Segment Start: TASK MATERIAL
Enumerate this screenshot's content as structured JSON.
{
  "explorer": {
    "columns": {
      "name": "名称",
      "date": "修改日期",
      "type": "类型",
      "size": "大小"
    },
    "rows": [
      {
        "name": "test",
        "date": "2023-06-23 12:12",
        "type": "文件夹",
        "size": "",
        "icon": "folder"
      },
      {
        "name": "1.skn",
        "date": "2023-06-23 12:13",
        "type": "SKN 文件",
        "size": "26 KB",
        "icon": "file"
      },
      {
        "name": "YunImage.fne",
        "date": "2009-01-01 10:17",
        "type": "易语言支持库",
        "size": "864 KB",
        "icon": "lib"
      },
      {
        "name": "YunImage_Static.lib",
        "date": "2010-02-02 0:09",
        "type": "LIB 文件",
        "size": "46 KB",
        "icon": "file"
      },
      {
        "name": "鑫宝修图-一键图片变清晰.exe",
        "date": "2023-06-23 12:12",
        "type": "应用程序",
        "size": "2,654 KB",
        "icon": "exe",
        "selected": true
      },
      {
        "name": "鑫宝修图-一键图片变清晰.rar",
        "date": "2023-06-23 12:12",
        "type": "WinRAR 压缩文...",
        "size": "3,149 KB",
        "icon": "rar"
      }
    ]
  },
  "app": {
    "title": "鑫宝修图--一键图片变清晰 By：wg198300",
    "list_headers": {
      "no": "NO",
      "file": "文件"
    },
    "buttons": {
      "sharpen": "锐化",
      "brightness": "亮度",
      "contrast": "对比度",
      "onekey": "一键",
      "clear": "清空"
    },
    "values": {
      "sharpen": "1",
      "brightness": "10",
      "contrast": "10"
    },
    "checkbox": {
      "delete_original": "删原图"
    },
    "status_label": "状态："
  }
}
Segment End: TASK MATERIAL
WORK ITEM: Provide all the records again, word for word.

RESULT FOR THIS TASK:
Enumerate this screenshot's content as structured JSON.
{
  "explorer": {
    "columns": {
      "name": "名称",
      "date": "修改日期",
      "type": "类型",
      "size": "大小"
    },
    "rows": [
      {
        "name": "test",
        "date": "2023-06-23 12:12",
        "type": "文件夹",
        "size": "",
        "icon": "folder"
      },
      {
        "name": "1.skn",
        "date": "2023-06-23 12:13",
        "type": "SKN 文件",
        "size": "26 KB",
        "icon": "file"
      },
      {
        "name": "YunImage.fne",
        "date": "2009-01-01 10:17",
        "type": "易语言支持库",
        "size": "864 KB",
        "icon": "lib"
      },
      {
        "name": "YunImage_Static.lib",
        "date": "2010-02-02 0:09",
        "type": "LIB 文件",
        "size": "46 KB",
        "icon": "file"
      },
      {
        "name": "鑫宝修图-一键图片变清晰.exe",
        "date": "2023-06-23 12:12",
        "type": "应用程序",
        "size": "2,654 KB",
        "icon": "exe",
        "selected": true
      },
      {
        "name": "鑫宝修图-一键图片变清晰.rar",
        "date": "2023-06-23 12:12",
        "type": "WinRAR 压缩文...",
        "size": "3,149 KB",
        "icon": "rar"
      }
    ]
  },
  "app": {
    "title": "鑫宝修图--一键图片变清晰 By：wg198300",
    "list_headers": {
      "no": "NO",
      "file": "文件"
    },
    "buttons": {
      "sharpen": "锐化",
      "brightness": "亮度",
      "contrast": "对比度",
      "onekey": "一键",
      "clear": "清空"
    },
    "values": {
      "sharpen": "1",
      "brightness": "10",
      "contrast": "10"
    },
    "checkbox": {
      "delete_original": "删原图"
    },
    "status_label": "状态："
  }
}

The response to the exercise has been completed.